Source data:

....

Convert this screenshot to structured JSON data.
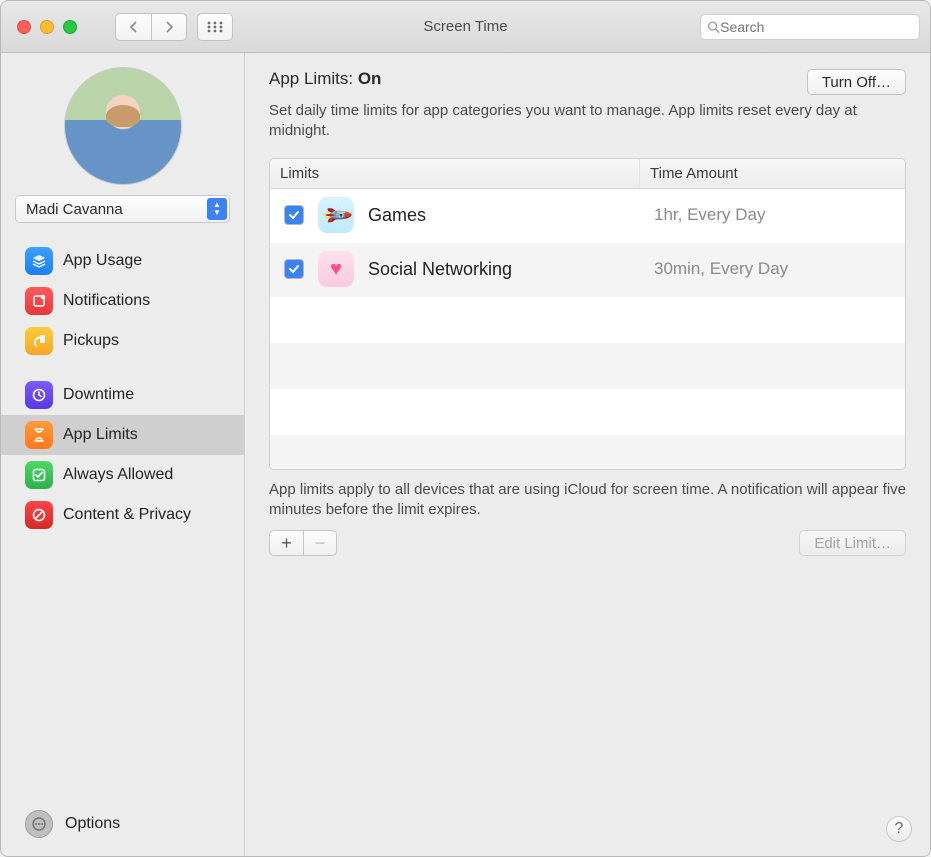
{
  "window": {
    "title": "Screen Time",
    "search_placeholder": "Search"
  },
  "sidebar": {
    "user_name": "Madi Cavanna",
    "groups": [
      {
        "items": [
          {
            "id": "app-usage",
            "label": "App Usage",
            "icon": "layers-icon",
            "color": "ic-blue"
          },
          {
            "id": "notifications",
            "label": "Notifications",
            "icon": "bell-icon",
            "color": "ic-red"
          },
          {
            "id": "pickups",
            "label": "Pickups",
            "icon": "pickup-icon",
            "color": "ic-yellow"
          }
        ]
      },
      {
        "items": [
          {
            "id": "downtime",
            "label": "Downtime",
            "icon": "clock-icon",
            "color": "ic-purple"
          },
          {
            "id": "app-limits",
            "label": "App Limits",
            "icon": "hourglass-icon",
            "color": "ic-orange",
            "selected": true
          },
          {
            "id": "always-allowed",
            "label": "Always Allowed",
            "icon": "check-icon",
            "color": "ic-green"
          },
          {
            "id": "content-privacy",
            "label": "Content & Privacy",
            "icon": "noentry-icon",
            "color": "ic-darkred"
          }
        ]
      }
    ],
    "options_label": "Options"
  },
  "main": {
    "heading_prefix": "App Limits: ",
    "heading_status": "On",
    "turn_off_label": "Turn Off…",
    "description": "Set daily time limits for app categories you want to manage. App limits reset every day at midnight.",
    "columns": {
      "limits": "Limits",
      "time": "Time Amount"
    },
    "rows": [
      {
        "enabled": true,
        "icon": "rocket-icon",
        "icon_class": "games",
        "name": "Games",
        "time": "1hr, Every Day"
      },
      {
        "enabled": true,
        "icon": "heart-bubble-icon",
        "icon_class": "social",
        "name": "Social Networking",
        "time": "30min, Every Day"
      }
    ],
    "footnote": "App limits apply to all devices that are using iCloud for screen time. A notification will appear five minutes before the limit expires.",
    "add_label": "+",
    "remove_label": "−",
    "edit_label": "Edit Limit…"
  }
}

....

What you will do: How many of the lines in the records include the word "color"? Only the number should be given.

Answer to this exercise: 7